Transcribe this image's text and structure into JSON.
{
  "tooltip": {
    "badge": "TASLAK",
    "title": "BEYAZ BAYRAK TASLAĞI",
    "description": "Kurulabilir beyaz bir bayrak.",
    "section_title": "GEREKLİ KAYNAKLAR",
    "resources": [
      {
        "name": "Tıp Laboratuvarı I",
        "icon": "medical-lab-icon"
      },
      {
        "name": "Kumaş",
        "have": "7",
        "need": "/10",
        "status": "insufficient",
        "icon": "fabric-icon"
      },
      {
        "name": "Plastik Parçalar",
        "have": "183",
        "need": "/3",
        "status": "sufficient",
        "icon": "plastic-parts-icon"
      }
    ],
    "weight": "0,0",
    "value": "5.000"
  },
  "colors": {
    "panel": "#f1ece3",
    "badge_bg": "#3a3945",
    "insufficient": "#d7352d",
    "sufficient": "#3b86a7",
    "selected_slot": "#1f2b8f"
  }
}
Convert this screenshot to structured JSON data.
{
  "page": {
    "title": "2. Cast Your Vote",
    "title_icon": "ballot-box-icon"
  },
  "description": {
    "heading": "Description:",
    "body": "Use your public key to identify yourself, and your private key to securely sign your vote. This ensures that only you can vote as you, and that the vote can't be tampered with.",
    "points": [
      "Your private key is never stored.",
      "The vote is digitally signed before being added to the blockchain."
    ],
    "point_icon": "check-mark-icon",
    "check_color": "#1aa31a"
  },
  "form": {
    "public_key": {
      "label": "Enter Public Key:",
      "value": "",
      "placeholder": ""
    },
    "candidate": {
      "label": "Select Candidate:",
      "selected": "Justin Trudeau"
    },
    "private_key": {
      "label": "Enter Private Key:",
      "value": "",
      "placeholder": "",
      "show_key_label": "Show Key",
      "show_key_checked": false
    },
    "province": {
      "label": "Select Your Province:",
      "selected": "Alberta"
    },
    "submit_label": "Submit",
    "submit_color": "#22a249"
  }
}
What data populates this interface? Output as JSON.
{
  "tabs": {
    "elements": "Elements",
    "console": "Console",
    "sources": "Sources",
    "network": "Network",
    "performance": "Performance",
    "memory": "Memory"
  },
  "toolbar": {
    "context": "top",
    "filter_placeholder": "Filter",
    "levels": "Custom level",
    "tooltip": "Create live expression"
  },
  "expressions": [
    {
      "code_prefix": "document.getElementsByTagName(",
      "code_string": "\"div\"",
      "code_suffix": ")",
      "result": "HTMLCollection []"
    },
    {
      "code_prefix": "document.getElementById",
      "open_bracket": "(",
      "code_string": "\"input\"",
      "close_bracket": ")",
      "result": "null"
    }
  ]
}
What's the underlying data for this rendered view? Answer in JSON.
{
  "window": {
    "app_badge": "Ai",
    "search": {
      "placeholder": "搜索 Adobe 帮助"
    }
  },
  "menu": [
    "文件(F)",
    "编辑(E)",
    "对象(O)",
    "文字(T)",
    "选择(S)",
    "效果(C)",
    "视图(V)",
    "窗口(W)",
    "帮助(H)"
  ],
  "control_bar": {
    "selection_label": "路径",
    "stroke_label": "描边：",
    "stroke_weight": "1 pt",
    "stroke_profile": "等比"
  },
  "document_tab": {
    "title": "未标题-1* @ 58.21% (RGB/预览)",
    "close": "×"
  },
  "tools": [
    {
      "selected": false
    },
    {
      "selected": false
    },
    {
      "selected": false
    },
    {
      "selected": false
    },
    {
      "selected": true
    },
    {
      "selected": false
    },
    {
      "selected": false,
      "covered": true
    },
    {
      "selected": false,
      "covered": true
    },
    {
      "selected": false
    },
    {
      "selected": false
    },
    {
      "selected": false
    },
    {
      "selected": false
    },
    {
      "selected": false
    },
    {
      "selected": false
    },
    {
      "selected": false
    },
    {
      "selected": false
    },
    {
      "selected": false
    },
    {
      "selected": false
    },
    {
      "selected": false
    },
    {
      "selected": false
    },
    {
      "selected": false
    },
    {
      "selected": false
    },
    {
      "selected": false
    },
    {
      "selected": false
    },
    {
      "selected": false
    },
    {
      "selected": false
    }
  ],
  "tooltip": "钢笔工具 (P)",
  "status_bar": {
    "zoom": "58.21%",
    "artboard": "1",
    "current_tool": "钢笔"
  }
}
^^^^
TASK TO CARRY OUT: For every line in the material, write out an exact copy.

TASK RESPONSE:
Transcribe this image's text and structure into JSON.
{
  "tooltip": {
    "badge": "TASLAK",
    "title": "BEYAZ BAYRAK TASLAĞI",
    "description": "Kurulabilir beyaz bir bayrak.",
    "section_title": "GEREKLİ KAYNAKLAR",
    "resources": [
      {
        "name": "Tıp Laboratuvarı I",
        "icon": "medical-lab-icon"
      },
      {
        "name": "Kumaş",
        "have": "7",
        "need": "/10",
        "status": "insufficient",
        "icon": "fabric-icon"
      },
      {
        "name": "Plastik Parçalar",
        "have": "183",
        "need": "/3",
        "status": "sufficient",
        "icon": "plastic-parts-icon"
      }
    ],
    "weight": "0,0",
    "value": "5.000"
  },
  "colors": {
    "panel": "#f1ece3",
    "badge_bg": "#3a3945",
    "insufficient": "#d7352d",
    "sufficient": "#3b86a7",
    "selected_slot": "#1f2b8f"
  }
}
Convert this screenshot to structured JSON data.
{
  "page": {
    "title": "2. Cast Your Vote",
    "title_icon": "ballot-box-icon"
  },
  "description": {
    "heading": "Description:",
    "body": "Use your public key to identify yourself, and your private key to securely sign your vote. This ensures that only you can vote as you, and that the vote can't be tampered with.",
    "points": [
      "Your private key is never stored.",
      "The vote is digitally signed before being added to the blockchain."
    ],
    "point_icon": "check-mark-icon",
    "check_color": "#1aa31a"
  },
  "form": {
    "public_key": {
      "label": "Enter Public Key:",
      "value": "",
      "placeholder": ""
    },
    "candidate": {
      "label": "Select Candidate:",
      "selected": "Justin Trudeau"
    },
    "private_key": {
      "label": "Enter Private Key:",
      "value": "",
      "placeholder": "",
      "show_key_label": "Show Key",
      "show_key_checked": false
    },
    "province": {
      "label": "Select Your Province:",
      "selected": "Alberta"
    },
    "submit_label": "Submit",
    "submit_color": "#22a249"
  }
}
What data populates this interface? Output as JSON.
{
  "tabs": {
    "elements": "Elements",
    "console": "Console",
    "sources": "Sources",
    "network": "Network",
    "performance": "Performance",
    "memory": "Memory"
  },
  "toolbar": {
    "context": "top",
    "filter_placeholder": "Filter",
    "levels": "Custom level",
    "tooltip": "Create live expression"
  },
  "expressions": [
    {
      "code_prefix": "document.getElementsByTagName(",
      "code_string": "\"div\"",
      "code_suffix": ")",
      "result": "HTMLCollection []"
    },
    {
      "code_prefix": "document.getElementById",
      "open_bracket": "(",
      "code_string": "\"input\"",
      "close_bracket": ")",
      "result": "null"
    }
  ]
}
What's the underlying data for this rendered view? Answer in JSON.
{
  "window": {
    "app_badge": "Ai",
    "search": {
      "placeholder": "搜索 Adobe 帮助"
    }
  },
  "menu": [
    "文件(F)",
    "编辑(E)",
    "对象(O)",
    "文字(T)",
    "选择(S)",
    "效果(C)",
    "视图(V)",
    "窗口(W)",
    "帮助(H)"
  ],
  "control_bar": {
    "selection_label": "路径",
    "stroke_label": "描边：",
    "stroke_weight": "1 pt",
    "stroke_profile": "等比"
  },
  "document_tab": {
    "title": "未标题-1* @ 58.21% (RGB/预览)",
    "close": "×"
  },
  "tools": [
    {
      "selected": false
    },
    {
      "selected": false
    },
    {
      "selected": false
    },
    {
      "selected": false
    },
    {
      "selected": true
    },
    {
      "selected": false
    },
    {
      "selected": false,
      "covered": true
    },
    {
      "selected": false,
      "covered": true
    },
    {
      "selected": false
    },
    {
      "selected": false
    },
    {
      "selected": false
    },
    {
      "selected": false
    },
    {
      "selected": false
    },
    {
      "selected": false
    },
    {
      "selected": false
    },
    {
      "selected": false
    },
    {
      "selected": false
    },
    {
      "selected": false
    },
    {
      "selected": false
    },
    {
      "selected": false
    },
    {
      "selected": false
    },
    {
      "selected": false
    },
    {
      "selected": false
    },
    {
      "selected": false
    },
    {
      "selected": false
    },
    {
      "selected": false
    }
  ],
  "tooltip": "钢笔工具 (P)",
  "status_bar": {
    "zoom": "58.21%",
    "artboard": "1",
    "current_tool": "钢笔"
  }
}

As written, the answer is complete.